If your child does have central auditory processing disorder and finds it difficult to concentrate and follow directions, there are numerous strategies that parents can implement for their child.

What was I supposed to do again?

In order to help a child with CAPD follow directions, try reducing background noises, always have the child look at you when you are speaking and use simple, expressive sentences.  Speaking at a slightly louder volume and at a slower tempo will also help significantly.  Have your child repeat the directions back to you aloud a few times and be certain that they understand the directions they are repeating and not just mimicking your voice.

I left my book at school.

A student with CAPD will thrive on routine and structure.  Teach your child how to focus and cope in chaotic environments (like middle school).  Before going home for the day, for instance, have the child check his or her assignment book and list what he or she needs to take home that day.

I can’t concentrate; it’s too loud in here.

At school the child should sit towards the front of the room facing the teacher with his or her back to the windows, doors, and other sources of distraction.  The teacher can periodically touch the child’s shoulder to remind him or her to focus or get ready for a transition.  Teachers should use lots and lots of visual aids jotting down instructions or key words on the board, and providing simple written outlines.  For younger students a drawing works fine as a reminder.

At home, provide the child with a quiet study place.  Keep the TV turned off and any outside stimuli far away.  Make sure the work desk is free of clutter and well organized.  Maintain a peaceful, organized lifestyle that also encourages good eating and sleeping habits and keeping a neat room and desk.
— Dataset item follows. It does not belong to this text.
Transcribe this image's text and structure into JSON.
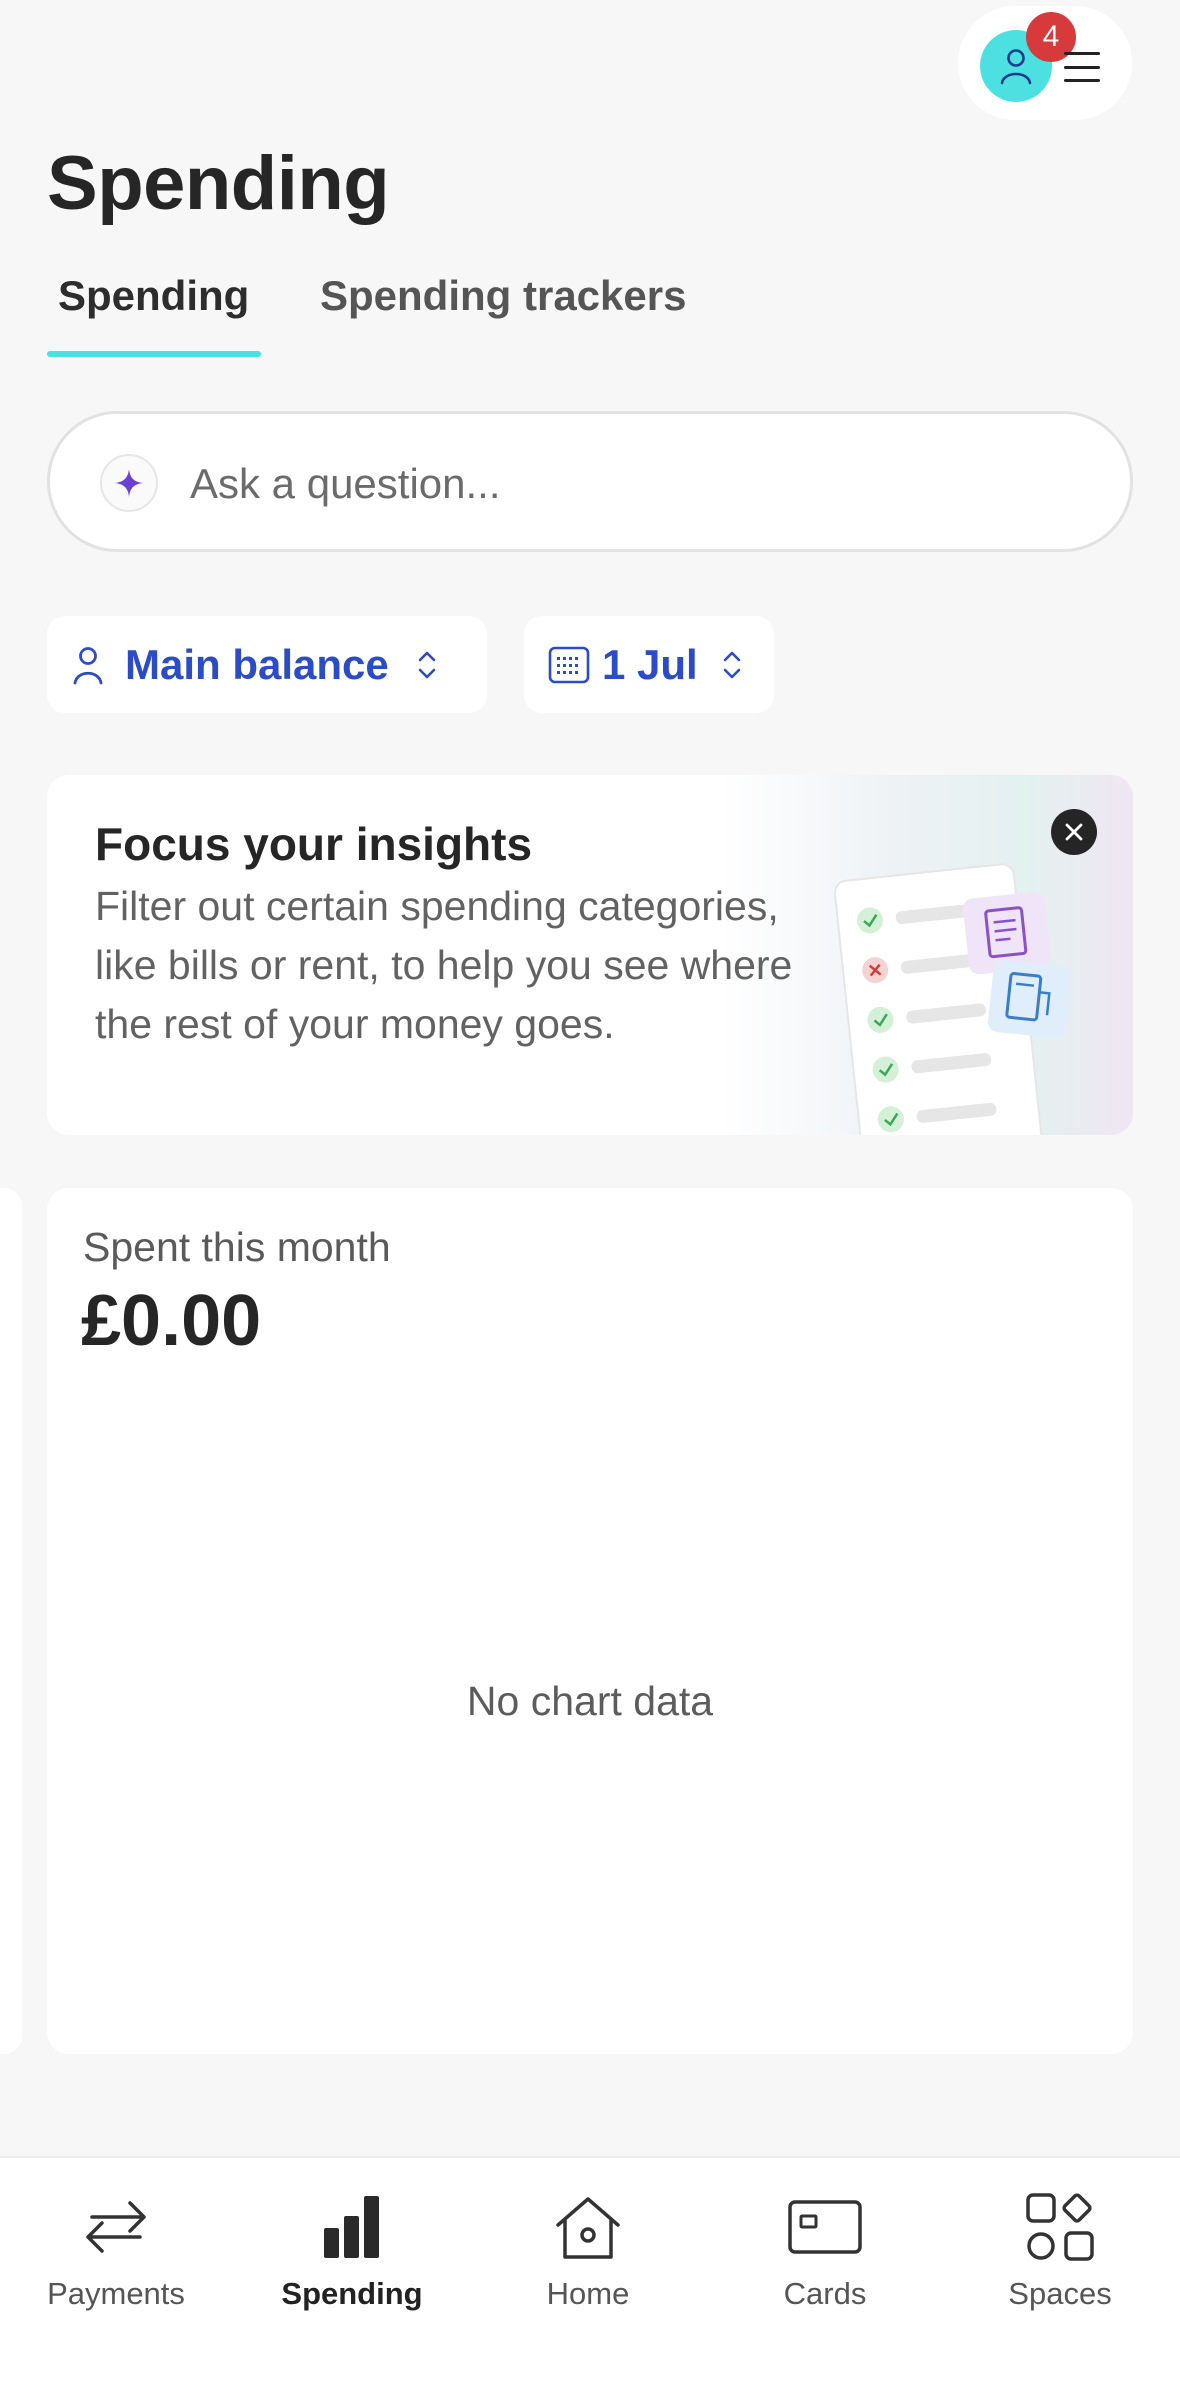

Teachers and parents both need to remember that central auditory processing disorder is a real condition.  The symptoms and behaviors are not within the child’s control. Children with CAPD are not being defiant or being lazy.  Help them build a strong self-esteem and learn to advocate for themselves, as they get older.  Keep it positive and keep life fun!

__________________________________________________________________________________________

Karina Richland, M.A., E.T. is the Managing Director of Pride Learning Centers, located in Los Angeles and Orange County. A former teacher for Los Angeles Unified School District, Ms. Richland is a Reading and Learning Disability Specialist. Ms. Richland speaks frequently to parents, teachers, and professionals on learning differences, and writes for several journals and publications. You can reach her by email at: info@pridelearningcenter.com or visit the Pride Learning Center website at:

www.pridelearningcenter.com

Page 1 of 212
UA-2294581-1